Back to Texas

The 100 homes planned in Texas will test the market value of this technique, not to mention the durability of the structures.

The videos I’ve seen show concrete walls that are reinforced with rebar, which might indicate a high degree of earthquake resistance. Because everything is pre-programmed, the walls are built with window frames and holes for electrical outlets and plumbing already in place. That cuts down on the time contractors would need to install utilities. Also, a minimum crew, some say three people, is needed to supervise the machine, rather than a full complement of construction workers. Also, little, if any, construction waste is produced. Printing machines can be assembled onsite, removing the need to ship in heavy walls or other structures.

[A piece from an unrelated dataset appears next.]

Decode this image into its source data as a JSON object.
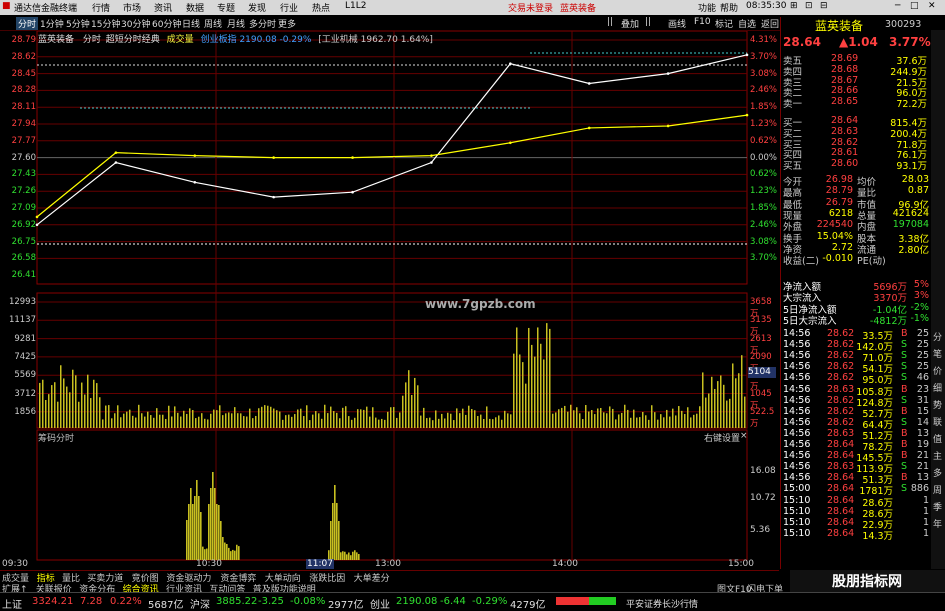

And the whole thing, at least according to the press statements, will take a lot less time than current modes of construction.

This all remains to be seen. If it is, future cities may be filled with, as the Christian Science Monitor so delicately put it, “row upon row of gray, toothpaste-like ribbons of mortar that have hardened into walls.”

That is, if they can pass the housing inspections.

If not, you can be sure the free market is working on some other way to narrow that housing and labor-shortage gap.

The future tends not to be quite as awful as some of us imagine.